#### [Activity]
Pick out all lines with the word "author" from the records that follow.

#### [Material for this exercise]

+ + + + + + +

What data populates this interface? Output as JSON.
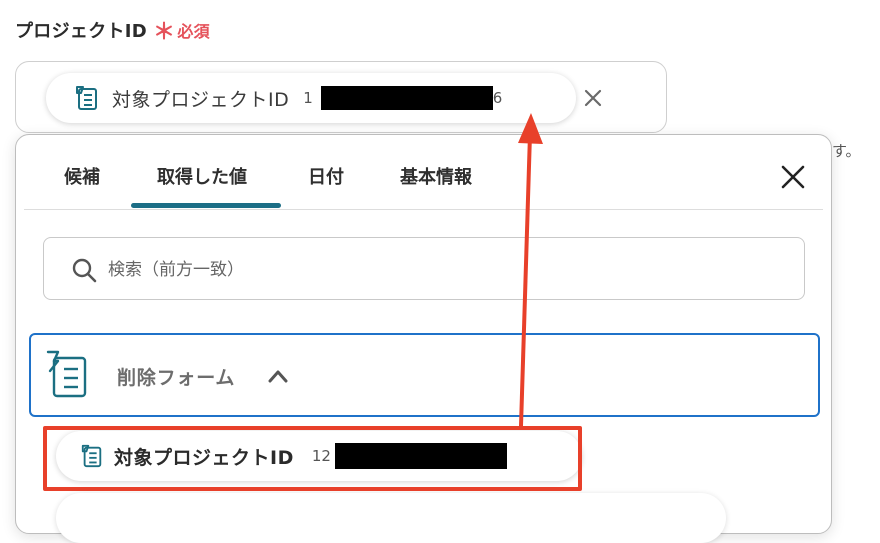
{
  "field": {
    "label": "プロジェクトID",
    "required_mark": "＊",
    "required_text": "必須",
    "chip": {
      "label": "対象プロジェクトID",
      "value_prefix": "1",
      "value_suffix": "6",
      "icon": "form-doc-icon"
    },
    "clipped_text": "す。"
  },
  "picker": {
    "tabs": [
      {
        "label": "候補"
      },
      {
        "label": "取得した値",
        "active": true
      },
      {
        "label": "日付"
      },
      {
        "label": "基本情報"
      }
    ],
    "search": {
      "placeholder": "検索（前方一致）"
    },
    "group": {
      "title": "削除フォーム",
      "expanded": true,
      "icon": "form-trigger-icon"
    },
    "items": [
      {
        "label": "対象プロジェクトID",
        "value_prefix": "12",
        "icon": "form-doc-icon"
      }
    ]
  },
  "colors": {
    "required": "#e5525b",
    "tab_underline": "#1c6e86",
    "group_border": "#1f72c9",
    "annotation": "#e8402a",
    "icon_teal": "#1b6f82"
  }
}
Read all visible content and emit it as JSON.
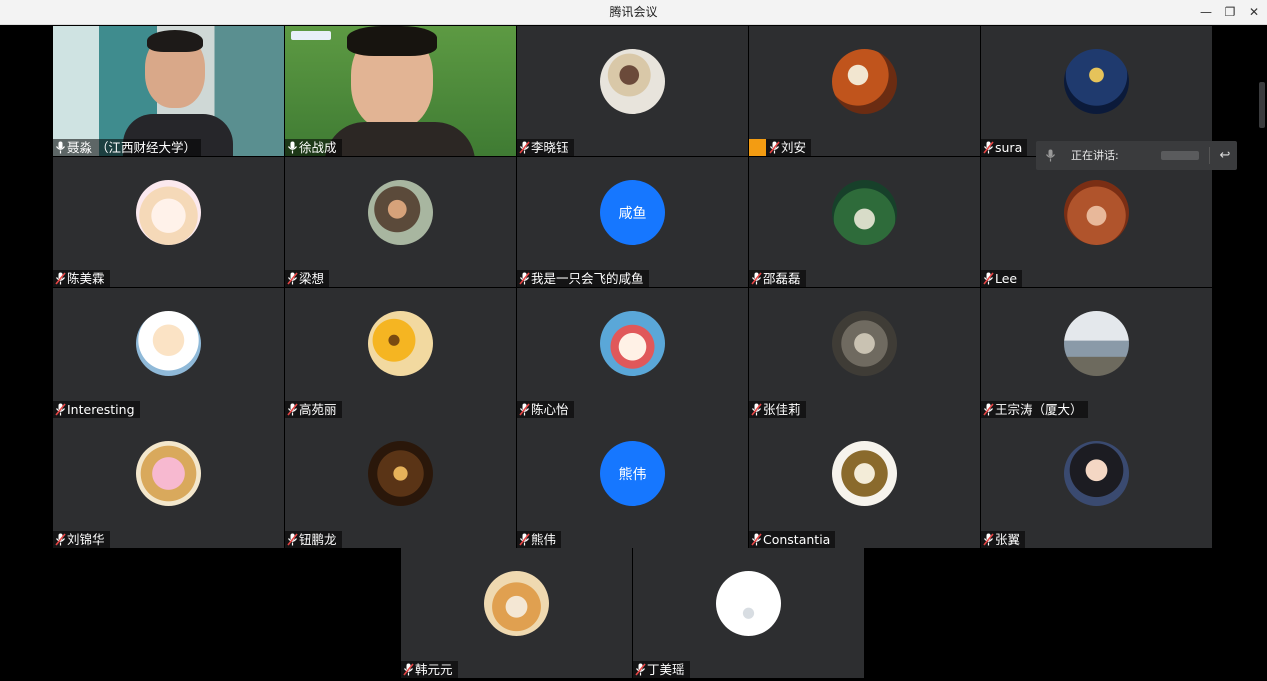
{
  "app": {
    "title": "腾讯会议"
  },
  "window_controls": {
    "minimize": "—",
    "restore": "❐",
    "close": "✕"
  },
  "speaking": {
    "label": "正在讲话:"
  },
  "participants": [
    {
      "name": "聂淼 （江西财经大学）",
      "kind": "video-host",
      "mic": "on"
    },
    {
      "name": "徐战成",
      "kind": "video-guest",
      "mic": "on"
    },
    {
      "name": "李晓钰",
      "kind": "photographer",
      "mic": "off"
    },
    {
      "name": "刘安",
      "kind": "autumn",
      "mic": "off",
      "host_badge": true
    },
    {
      "name": "sura",
      "kind": "night",
      "mic": "off"
    },
    {
      "name": "陈美霖",
      "kind": "anime",
      "mic": "off"
    },
    {
      "name": "梁想",
      "kind": "photo-girl",
      "mic": "off"
    },
    {
      "name": "我是一只会飞的咸鱼",
      "kind": "text",
      "avatar_text": "咸鱼",
      "mic": "off"
    },
    {
      "name": "邵磊磊",
      "kind": "peacock",
      "mic": "off"
    },
    {
      "name": "Lee",
      "kind": "bear",
      "mic": "off"
    },
    {
      "name": "Interesting",
      "kind": "charlie",
      "mic": "off"
    },
    {
      "name": "高苑丽",
      "kind": "flowers",
      "mic": "off"
    },
    {
      "name": "陈心怡",
      "kind": "cartoon-girl",
      "mic": "off"
    },
    {
      "name": "张佳莉",
      "kind": "kitten",
      "mic": "off"
    },
    {
      "name": "王宗涛（厦大）",
      "kind": "city",
      "mic": "off"
    },
    {
      "name": "刘锦华",
      "kind": "pig",
      "mic": "off"
    },
    {
      "name": "钮鹏龙",
      "kind": "dinner",
      "mic": "off"
    },
    {
      "name": "熊伟",
      "kind": "text",
      "avatar_text": "熊伟",
      "mic": "off"
    },
    {
      "name": "Constantia",
      "kind": "tiger",
      "mic": "off"
    },
    {
      "name": "张翼",
      "kind": "boy",
      "mic": "off"
    },
    {
      "name": "韩元元",
      "kind": "shiba",
      "mic": "off"
    },
    {
      "name": "丁美瑶",
      "kind": "white",
      "mic": "off"
    }
  ],
  "colors": {
    "tile_bg": "#2d2e30",
    "text_avatar": "#1677ff",
    "host_badge": "#f39c12",
    "mic_off": "#e64545"
  }
}
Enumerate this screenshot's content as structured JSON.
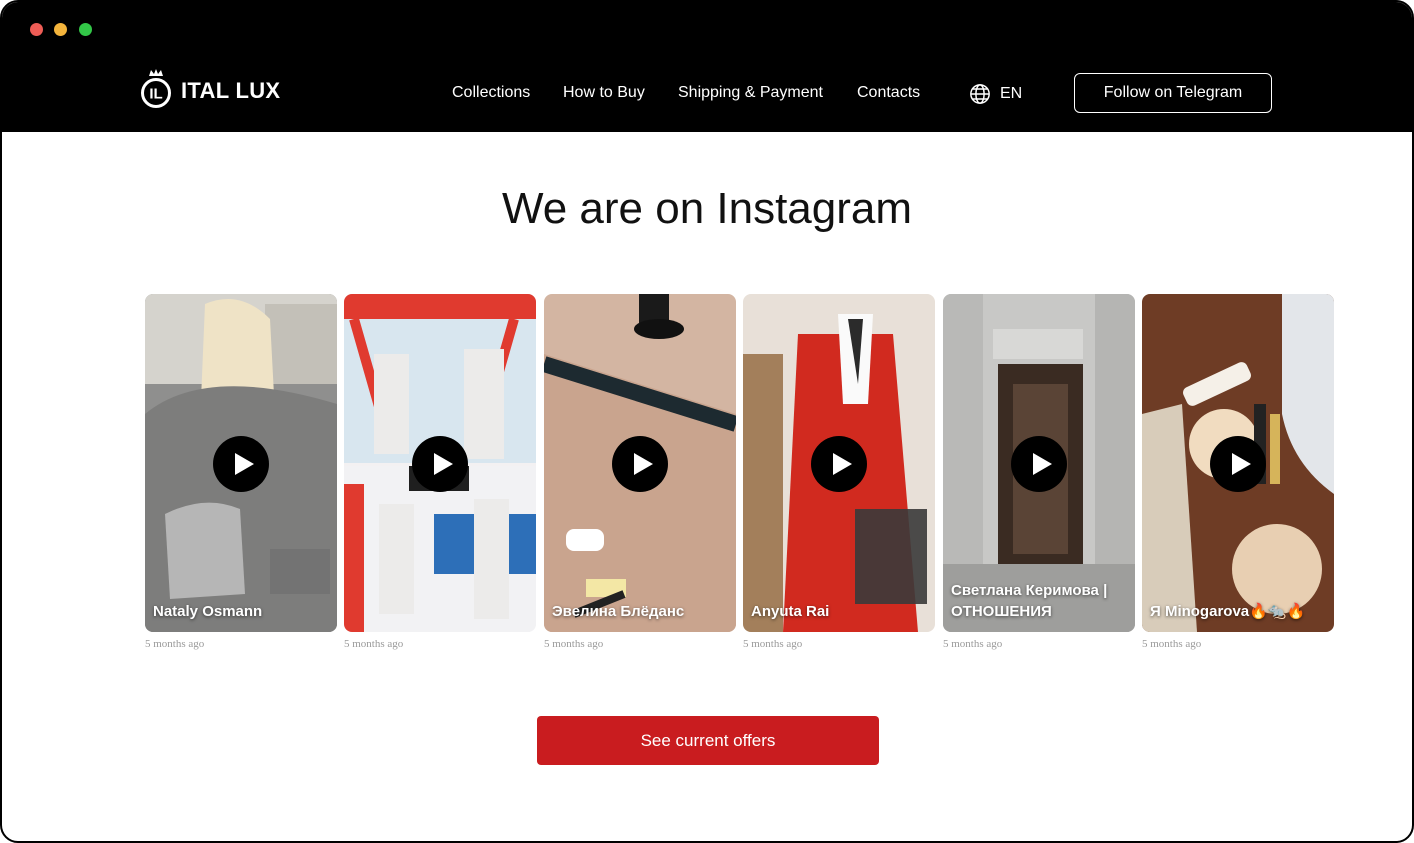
{
  "window": {
    "controls": [
      "close",
      "minimize",
      "maximize"
    ]
  },
  "header": {
    "logo_text": "ITAL LUX",
    "logo_mark": "IL",
    "nav": [
      {
        "label": "Collections"
      },
      {
        "label": "How to Buy"
      },
      {
        "label": "Shipping & Payment"
      },
      {
        "label": "Contacts"
      }
    ],
    "language": {
      "icon": "globe-icon",
      "label": "EN"
    },
    "follow_button": "Follow on Telegram"
  },
  "main": {
    "title": "We are on Instagram",
    "posts": [
      {
        "author": "Nataly Osmann",
        "time": "5 months ago",
        "icon": "play-icon"
      },
      {
        "author": "",
        "time": "5 months ago",
        "icon": "play-icon"
      },
      {
        "author": "Эвелина Блёданс",
        "time": "5 months ago",
        "icon": "play-icon"
      },
      {
        "author": "Anyuta Rai",
        "time": "5 months ago",
        "icon": "play-icon"
      },
      {
        "author": "Светлана Керимова | ОТНОШЕНИЯ",
        "time": "5 months ago",
        "icon": "play-icon"
      },
      {
        "author": "Я Minogarova🔥🐀🔥",
        "time": "5 months ago",
        "icon": "play-icon"
      }
    ],
    "cta_button": "See current offers"
  },
  "colors": {
    "accent": "#c91c1f",
    "header_bg": "#000000",
    "text": "#111111",
    "muted": "#9a9a9a"
  }
}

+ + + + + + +

#### [The completed task]
        "author": "Nataly Osmann",
        "author": "",
        "author": "Эвелина Блёданс",
        "author": "Anyuta Rai",
        "author": "Светлана Керимова | ОТНОШЕНИЯ",
        "author": "Я Minogarova🔥🐀🔥",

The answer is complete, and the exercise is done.